WHAT TO WORK ON – Write the data out again, matching every line exactly.

GIVEN DATA –
============================================================
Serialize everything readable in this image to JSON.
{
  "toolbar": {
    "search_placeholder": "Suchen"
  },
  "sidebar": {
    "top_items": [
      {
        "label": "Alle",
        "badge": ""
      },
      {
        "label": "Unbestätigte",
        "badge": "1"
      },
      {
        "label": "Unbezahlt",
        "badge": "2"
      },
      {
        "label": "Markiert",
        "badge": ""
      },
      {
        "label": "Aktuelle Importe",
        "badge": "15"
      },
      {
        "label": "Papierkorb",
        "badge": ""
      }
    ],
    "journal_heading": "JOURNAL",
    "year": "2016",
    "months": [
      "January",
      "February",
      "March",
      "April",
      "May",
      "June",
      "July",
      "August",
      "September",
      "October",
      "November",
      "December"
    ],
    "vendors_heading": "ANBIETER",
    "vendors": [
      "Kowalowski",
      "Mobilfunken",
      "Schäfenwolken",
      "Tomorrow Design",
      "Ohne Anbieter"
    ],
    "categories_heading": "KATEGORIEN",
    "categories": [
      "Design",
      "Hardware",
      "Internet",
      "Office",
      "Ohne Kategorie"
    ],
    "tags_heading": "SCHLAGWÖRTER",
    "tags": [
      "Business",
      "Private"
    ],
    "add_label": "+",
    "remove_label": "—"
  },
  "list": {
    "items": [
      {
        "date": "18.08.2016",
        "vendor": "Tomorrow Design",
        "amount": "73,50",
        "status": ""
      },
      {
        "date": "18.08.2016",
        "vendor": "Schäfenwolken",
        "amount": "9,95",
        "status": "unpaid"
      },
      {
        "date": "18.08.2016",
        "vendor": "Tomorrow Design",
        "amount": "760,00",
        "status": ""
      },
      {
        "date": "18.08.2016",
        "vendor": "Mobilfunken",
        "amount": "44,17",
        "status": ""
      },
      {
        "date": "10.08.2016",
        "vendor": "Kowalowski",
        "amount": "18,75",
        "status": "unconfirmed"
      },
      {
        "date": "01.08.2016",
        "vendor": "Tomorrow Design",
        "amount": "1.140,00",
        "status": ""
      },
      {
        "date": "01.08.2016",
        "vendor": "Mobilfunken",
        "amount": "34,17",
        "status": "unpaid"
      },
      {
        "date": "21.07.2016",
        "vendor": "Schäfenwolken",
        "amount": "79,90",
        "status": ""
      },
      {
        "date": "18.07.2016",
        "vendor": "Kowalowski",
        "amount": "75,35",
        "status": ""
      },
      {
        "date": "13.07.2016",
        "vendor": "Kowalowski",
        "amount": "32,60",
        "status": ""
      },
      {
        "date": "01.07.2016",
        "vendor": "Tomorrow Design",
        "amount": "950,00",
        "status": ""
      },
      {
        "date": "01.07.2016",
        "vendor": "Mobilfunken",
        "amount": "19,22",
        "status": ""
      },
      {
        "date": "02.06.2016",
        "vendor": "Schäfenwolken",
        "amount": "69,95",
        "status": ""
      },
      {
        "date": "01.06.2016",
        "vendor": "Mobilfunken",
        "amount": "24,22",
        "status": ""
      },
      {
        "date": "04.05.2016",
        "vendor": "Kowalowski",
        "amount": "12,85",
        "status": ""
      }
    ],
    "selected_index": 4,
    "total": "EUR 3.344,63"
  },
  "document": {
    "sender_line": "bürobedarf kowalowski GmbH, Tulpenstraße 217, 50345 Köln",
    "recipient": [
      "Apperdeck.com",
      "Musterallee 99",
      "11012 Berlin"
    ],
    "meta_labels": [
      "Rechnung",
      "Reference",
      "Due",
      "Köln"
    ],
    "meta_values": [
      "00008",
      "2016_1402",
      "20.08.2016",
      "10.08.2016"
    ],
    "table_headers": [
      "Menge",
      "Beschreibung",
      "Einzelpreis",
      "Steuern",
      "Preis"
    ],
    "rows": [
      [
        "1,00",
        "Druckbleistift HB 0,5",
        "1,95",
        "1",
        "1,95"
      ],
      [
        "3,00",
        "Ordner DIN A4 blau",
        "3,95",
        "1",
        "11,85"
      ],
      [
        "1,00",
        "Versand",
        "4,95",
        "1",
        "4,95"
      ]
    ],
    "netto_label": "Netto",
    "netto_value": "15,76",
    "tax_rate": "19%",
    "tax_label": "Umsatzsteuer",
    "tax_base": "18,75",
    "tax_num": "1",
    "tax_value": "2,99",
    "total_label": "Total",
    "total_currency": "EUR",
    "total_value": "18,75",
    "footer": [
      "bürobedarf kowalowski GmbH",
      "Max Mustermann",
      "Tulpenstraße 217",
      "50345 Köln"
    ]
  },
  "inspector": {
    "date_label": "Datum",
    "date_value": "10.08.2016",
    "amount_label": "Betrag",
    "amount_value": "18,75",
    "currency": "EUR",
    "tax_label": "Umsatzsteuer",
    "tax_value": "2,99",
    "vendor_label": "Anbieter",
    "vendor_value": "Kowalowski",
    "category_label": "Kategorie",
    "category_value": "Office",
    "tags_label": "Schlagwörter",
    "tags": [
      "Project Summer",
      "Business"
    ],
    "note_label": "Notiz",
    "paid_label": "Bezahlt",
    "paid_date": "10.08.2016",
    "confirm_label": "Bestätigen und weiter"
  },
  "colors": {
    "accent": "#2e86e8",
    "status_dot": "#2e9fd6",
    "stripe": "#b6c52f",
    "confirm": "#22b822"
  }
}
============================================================
EXERCISE ANSWER –
Serialize everything readable in this image to JSON.
{
  "toolbar": {
    "search_placeholder": "Suchen"
  },
  "sidebar": {
    "top_items": [
      {
        "label": "Alle",
        "badge": ""
      },
      {
        "label": "Unbestätigte",
        "badge": "1"
      },
      {
        "label": "Unbezahlt",
        "badge": "2"
      },
      {
        "label": "Markiert",
        "badge": ""
      },
      {
        "label": "Aktuelle Importe",
        "badge": "15"
      },
      {
        "label": "Papierkorb",
        "badge": ""
      }
    ],
    "journal_heading": "JOURNAL",
    "year": "2016",
    "months": [
      "January",
      "February",
      "March",
      "April",
      "May",
      "June",
      "July",
      "August",
      "September",
      "October",
      "November",
      "December"
    ],
    "vendors_heading": "ANBIETER",
    "vendors": [
      "Kowalowski",
      "Mobilfunken",
      "Schäfenwolken",
      "Tomorrow Design",
      "Ohne Anbieter"
    ],
    "categories_heading": "KATEGORIEN",
    "categories": [
      "Design",
      "Hardware",
      "Internet",
      "Office",
      "Ohne Kategorie"
    ],
    "tags_heading": "SCHLAGWÖRTER",
    "tags": [
      "Business",
      "Private"
    ],
    "add_label": "+",
    "remove_label": "—"
  },
  "list": {
    "items": [
      {
        "date": "18.08.2016",
        "vendor": "Tomorrow Design",
        "amount": "73,50",
        "status": ""
      },
      {
        "date": "18.08.2016",
        "vendor": "Schäfenwolken",
        "amount": "9,95",
        "status": "unpaid"
      },
      {
        "date": "18.08.2016",
        "vendor": "Tomorrow Design",
        "amount": "760,00",
        "status": ""
      },
      {
        "date": "18.08.2016",
        "vendor": "Mobilfunken",
        "amount": "44,17",
        "status": ""
      },
      {
        "date": "10.08.2016",
        "vendor": "Kowalowski",
        "amount": "18,75",
        "status": "unconfirmed"
      },
      {
        "date": "01.08.2016",
        "vendor": "Tomorrow Design",
        "amount": "1.140,00",
        "status": ""
      },
      {
        "date": "01.08.2016",
        "vendor": "Mobilfunken",
        "amount": "34,17",
        "status": "unpaid"
      },
      {
        "date": "21.07.2016",
        "vendor": "Schäfenwolken",
        "amount": "79,90",
        "status": ""
      },
      {
        "date": "18.07.2016",
        "vendor": "Kowalowski",
        "amount": "75,35",
        "status": ""
      },
      {
        "date": "13.07.2016",
        "vendor": "Kowalowski",
        "amount": "32,60",
        "status": ""
      },
      {
        "date": "01.07.2016",
        "vendor": "Tomorrow Design",
        "amount": "950,00",
        "status": ""
      },
      {
        "date": "01.07.2016",
        "vendor": "Mobilfunken",
        "amount": "19,22",
        "status": ""
      },
      {
        "date": "02.06.2016",
        "vendor": "Schäfenwolken",
        "amount": "69,95",
        "status": ""
      },
      {
        "date": "01.06.2016",
        "vendor": "Mobilfunken",
        "amount": "24,22",
        "status": ""
      },
      {
        "date": "04.05.2016",
        "vendor": "Kowalowski",
        "amount": "12,85",
        "status": ""
      }
    ],
    "selected_index": 4,
    "total": "EUR 3.344,63"
  },
  "document": {
    "sender_line": "bürobedarf kowalowski GmbH, Tulpenstraße 217, 50345 Köln",
    "recipient": [
      "Apperdeck.com",
      "Musterallee 99",
      "11012 Berlin"
    ],
    "meta_labels": [
      "Rechnung",
      "Reference",
      "Due",
      "Köln"
    ],
    "meta_values": [
      "00008",
      "2016_1402",
      "20.08.2016",
      "10.08.2016"
    ],
    "table_headers": [
      "Menge",
      "Beschreibung",
      "Einzelpreis",
      "Steuern",
      "Preis"
    ],
    "rows": [
      [
        "1,00",
        "Druckbleistift HB 0,5",
        "1,95",
        "1",
        "1,95"
      ],
      [
        "3,00",
        "Ordner DIN A4 blau",
        "3,95",
        "1",
        "11,85"
      ],
      [
        "1,00",
        "Versand",
        "4,95",
        "1",
        "4,95"
      ]
    ],
    "netto_label": "Netto",
    "netto_value": "15,76",
    "tax_rate": "19%",
    "tax_label": "Umsatzsteuer",
    "tax_base": "18,75",
    "tax_num": "1",
    "tax_value": "2,99",
    "total_label": "Total",
    "total_currency": "EUR",
    "total_value": "18,75",
    "footer": [
      "bürobedarf kowalowski GmbH",
      "Max Mustermann",
      "Tulpenstraße 217",
      "50345 Köln"
    ]
  },
  "inspector": {
    "date_label": "Datum",
    "date_value": "10.08.2016",
    "amount_label": "Betrag",
    "amount_value": "18,75",
    "currency": "EUR",
    "tax_label": "Umsatzsteuer",
    "tax_value": "2,99",
    "vendor_label": "Anbieter",
    "vendor_value": "Kowalowski",
    "category_label": "Kategorie",
    "category_value": "Office",
    "tags_label": "Schlagwörter",
    "tags": [
      "Project Summer",
      "Business"
    ],
    "note_label": "Notiz",
    "paid_label": "Bezahlt",
    "paid_date": "10.08.2016",
    "confirm_label": "Bestätigen und weiter"
  },
  "colors": {
    "accent": "#2e86e8",
    "status_dot": "#2e9fd6",
    "stripe": "#b6c52f",
    "confirm": "#22b822"
  }
}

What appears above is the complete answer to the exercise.